FRIDAY, Oct. 21 (HealthDay News) -- CLIP-170 regulates paclitaxel sensitivity in breast cancer cells by mediating the effects of paclitaxel on microtubule assembly, mitosis, and apoptosis, according to a study published online Oct. 12 in The Journal of Pathology.
Xiaodong Sun, from the Nankai University in Tianjin, China, and colleagues investigated whether the microtubule binding protein CLIP-170 regulated sensitivity of the anti-microtubule drug paclitaxel in tumor samples from 63 breast cancer patients who were treated with sequential weekly paclitaxel followed by 5-fluorouracil, doxorubicin, and cyclophosphamide. Samples were obtained by surgical resection, following three courses of chemotherapy. Pathologic response was assessed by a pathologist, and was defined by the proportion of histologic changes in surgical specimens. The effect of paclitaxel on cell proliferation in vitro was examined, and mitotic index and caspase-3 activity were assessed.
The investigators found that the pathologic response of tumors to paclitaxel-containing chemotherapy correlated with CLIP-170 expression in clinical samples of breast cancer. Expression of CLIP-170 increased the ability of paclitaxel to induce apoptosis and inhibit cell cycle progression at mitosis in breast cancer cells. CLIP-170 promoted paclitaxel binding to microtubules and enhanced paclitaxel activity in promoting microtubule assembly.
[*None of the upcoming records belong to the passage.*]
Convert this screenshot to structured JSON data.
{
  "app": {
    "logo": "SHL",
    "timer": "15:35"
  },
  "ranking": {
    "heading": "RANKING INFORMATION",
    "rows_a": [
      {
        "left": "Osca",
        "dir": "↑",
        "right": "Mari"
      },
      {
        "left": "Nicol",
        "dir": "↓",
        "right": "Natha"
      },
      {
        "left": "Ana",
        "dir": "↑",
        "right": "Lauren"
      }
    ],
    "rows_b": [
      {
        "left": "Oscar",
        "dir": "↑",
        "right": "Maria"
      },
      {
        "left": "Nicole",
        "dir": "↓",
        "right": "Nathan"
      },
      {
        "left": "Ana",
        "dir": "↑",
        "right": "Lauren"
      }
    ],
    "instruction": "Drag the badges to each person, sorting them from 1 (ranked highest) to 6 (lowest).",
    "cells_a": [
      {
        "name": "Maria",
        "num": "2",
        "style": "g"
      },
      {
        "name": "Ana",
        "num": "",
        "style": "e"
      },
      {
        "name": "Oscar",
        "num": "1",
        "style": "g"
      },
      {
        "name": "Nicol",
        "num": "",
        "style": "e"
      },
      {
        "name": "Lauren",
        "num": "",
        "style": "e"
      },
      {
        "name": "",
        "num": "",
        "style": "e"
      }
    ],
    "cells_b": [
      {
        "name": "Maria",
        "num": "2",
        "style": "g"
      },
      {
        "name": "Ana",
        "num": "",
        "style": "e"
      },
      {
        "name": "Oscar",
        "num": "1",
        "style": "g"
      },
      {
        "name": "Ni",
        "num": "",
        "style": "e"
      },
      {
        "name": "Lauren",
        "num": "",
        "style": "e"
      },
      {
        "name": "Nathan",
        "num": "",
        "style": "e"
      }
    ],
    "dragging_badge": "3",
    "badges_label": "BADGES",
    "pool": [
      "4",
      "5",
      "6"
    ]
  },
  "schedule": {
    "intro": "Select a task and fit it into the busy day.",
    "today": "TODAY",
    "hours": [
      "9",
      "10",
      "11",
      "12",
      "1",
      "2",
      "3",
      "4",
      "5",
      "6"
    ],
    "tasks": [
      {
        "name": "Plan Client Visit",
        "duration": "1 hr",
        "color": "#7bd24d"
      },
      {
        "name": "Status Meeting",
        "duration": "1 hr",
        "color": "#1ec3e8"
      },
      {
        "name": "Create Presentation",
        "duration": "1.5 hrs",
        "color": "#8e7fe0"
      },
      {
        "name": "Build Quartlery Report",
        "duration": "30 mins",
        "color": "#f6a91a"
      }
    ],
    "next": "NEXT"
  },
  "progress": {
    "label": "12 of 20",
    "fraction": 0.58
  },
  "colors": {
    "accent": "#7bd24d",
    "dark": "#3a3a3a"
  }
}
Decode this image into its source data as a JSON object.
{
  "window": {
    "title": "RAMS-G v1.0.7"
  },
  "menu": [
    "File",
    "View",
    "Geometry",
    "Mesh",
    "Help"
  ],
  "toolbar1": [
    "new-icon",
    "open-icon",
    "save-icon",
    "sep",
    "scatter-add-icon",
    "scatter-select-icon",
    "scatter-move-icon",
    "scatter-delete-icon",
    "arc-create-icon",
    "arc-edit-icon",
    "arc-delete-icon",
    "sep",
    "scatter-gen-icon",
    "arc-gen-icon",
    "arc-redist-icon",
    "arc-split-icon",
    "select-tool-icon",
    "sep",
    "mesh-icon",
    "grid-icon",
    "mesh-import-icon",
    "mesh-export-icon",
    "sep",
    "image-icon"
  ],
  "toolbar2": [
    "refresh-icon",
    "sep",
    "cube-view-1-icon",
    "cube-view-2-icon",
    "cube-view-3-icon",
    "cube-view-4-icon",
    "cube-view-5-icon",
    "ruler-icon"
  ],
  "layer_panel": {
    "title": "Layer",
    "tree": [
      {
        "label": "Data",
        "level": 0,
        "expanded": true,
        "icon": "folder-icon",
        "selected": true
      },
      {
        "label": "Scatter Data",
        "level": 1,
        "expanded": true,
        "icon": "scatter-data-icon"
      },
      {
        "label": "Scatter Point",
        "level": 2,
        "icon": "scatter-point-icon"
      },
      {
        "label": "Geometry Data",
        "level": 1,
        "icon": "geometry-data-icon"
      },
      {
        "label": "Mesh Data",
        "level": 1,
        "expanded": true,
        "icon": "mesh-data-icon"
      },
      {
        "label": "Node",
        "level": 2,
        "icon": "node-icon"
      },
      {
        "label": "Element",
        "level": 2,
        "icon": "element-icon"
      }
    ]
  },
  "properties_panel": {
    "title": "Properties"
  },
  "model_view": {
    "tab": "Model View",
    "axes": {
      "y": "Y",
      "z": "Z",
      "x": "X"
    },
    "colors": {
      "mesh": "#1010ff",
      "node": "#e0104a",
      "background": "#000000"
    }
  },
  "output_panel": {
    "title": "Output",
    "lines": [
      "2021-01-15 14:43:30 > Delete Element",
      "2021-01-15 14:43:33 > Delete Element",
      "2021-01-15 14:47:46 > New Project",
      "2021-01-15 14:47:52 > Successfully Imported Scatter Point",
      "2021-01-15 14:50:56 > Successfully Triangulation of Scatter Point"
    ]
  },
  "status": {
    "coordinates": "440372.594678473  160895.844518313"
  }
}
"These results demonstrate that CLIP-170 mediates paclitaxel sensitivity in breast cancer via a microtubule-dependent mechanism," the authors write.